Spring 2015
(Chapter 1: getting started)
the elementary particles
the forces
the model
how can we understand it?
Elementary particle:
an entity not able to be further decomposed
with a unique set of properties
mass, m
charge, Q
spin : s =½ integer (fermion),
s = 0, 1, 2…(boson)
 flavor
spin, charge & mass(energy)
Intrinsic property  “constituents” do not exist
We don’t know how to account for the property by classical,
quantum mechanical or relativistic (field theoretic) models
what is charge?
Charge (Q) is a quantity we have defined in order to describe how
certain particles (with this charge) interact. If the particles don’t
interact in the prescribed way, they don’t have charge.

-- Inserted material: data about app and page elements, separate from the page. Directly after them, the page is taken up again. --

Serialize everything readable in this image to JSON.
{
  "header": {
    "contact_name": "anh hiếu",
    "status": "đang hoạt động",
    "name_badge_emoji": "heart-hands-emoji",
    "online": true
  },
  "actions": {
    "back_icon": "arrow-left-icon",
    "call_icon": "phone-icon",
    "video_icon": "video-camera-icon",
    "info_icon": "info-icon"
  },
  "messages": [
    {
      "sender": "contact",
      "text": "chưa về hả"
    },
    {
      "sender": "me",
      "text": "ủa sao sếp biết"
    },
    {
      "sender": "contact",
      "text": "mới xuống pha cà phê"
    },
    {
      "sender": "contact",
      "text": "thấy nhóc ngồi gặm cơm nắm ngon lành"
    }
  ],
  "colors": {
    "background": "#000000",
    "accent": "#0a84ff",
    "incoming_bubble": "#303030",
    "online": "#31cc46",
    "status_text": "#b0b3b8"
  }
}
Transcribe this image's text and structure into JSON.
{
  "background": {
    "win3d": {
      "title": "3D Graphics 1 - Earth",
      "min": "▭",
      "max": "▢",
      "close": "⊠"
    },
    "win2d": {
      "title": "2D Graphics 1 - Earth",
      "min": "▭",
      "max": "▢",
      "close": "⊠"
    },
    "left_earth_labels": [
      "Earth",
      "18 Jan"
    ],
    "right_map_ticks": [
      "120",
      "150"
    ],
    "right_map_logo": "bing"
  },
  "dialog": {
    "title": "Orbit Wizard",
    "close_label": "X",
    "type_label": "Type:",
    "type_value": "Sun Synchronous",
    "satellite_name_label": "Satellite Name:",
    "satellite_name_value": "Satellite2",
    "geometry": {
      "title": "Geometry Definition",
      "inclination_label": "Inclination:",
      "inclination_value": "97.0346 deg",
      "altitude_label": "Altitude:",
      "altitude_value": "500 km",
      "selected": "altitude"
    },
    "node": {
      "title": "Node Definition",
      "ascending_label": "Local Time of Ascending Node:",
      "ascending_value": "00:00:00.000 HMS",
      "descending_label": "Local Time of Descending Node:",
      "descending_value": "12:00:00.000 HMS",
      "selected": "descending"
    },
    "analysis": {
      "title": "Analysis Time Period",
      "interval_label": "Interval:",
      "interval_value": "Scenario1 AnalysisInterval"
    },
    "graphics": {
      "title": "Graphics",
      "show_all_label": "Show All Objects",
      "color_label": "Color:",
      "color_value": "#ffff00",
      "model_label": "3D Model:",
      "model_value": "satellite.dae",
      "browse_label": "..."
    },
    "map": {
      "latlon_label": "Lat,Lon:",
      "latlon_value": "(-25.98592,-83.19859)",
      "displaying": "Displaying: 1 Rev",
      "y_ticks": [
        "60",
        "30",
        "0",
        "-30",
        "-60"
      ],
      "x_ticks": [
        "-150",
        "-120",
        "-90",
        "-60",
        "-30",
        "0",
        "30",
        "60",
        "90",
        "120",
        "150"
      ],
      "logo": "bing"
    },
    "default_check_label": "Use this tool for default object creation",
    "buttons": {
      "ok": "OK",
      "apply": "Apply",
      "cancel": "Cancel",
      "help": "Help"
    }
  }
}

The force, F, between two charges (and the classical mathematical
model, Coulomb’s Law, kQ1Q2/r2), was derived experimentally.
Subsequent to this we developed the ideas of electric fields, E=F/Q1
electrostatic potentials, Ф, magnetic fields, B, (from moving Q or
changing E fields) and Maxwell’s equations, the most rigorous model
in physics. Still, this does not tell us what charge is.
The models above have been extended to a startling new model
(Quantum Electrodynamics) which “explains” why two charges
interact: they exchange photons (a new kind of particle with no
charge, travelling with the speed of light).
Still, we do not know what charge is.
about charge and the electron
We do know that charge is “quantized”: it comes only
in multiples of the electronic charge, e = 1.6 x 10-19
Furthermore, the electron itself, although having both
mass and charge, e , has a “size” so small that we are
able only to say it is smaller than what we can detect!
This is indeed a phenomenon!
the elementary particles
(as far as we know at this time)
six quarks (u d
 six leptons (e ne
m nm
t b)
t nt)
all have spin = ½  they are fermions
that’s it!
Like the electron, these elementary particles have
“sizes” smaller than we can detect.
Another phenomenon!
mn <
0.3 eV
Mass of proton = 0.938 GeV/c2
Particle  Antiparticle
Q  -Q
an antiparticle is like a particle
‘going backwards in time’
Building composite particles –
with sizes we can detect:
Quarks (q) can be bound together to form composite
particles, like protons, neutrons and pions.
But, we only find in the laboratory composite particles
corresponding to quark-antiquark or qqq combinations.
(LHC November 2015: possibly 5-quark particle )
These composite particles of quarks are held together by
the strong force mediated by the exchange of gluons.
Like the electric charge which produces the Coulomb
force, the color “charge” is carried by the quarks.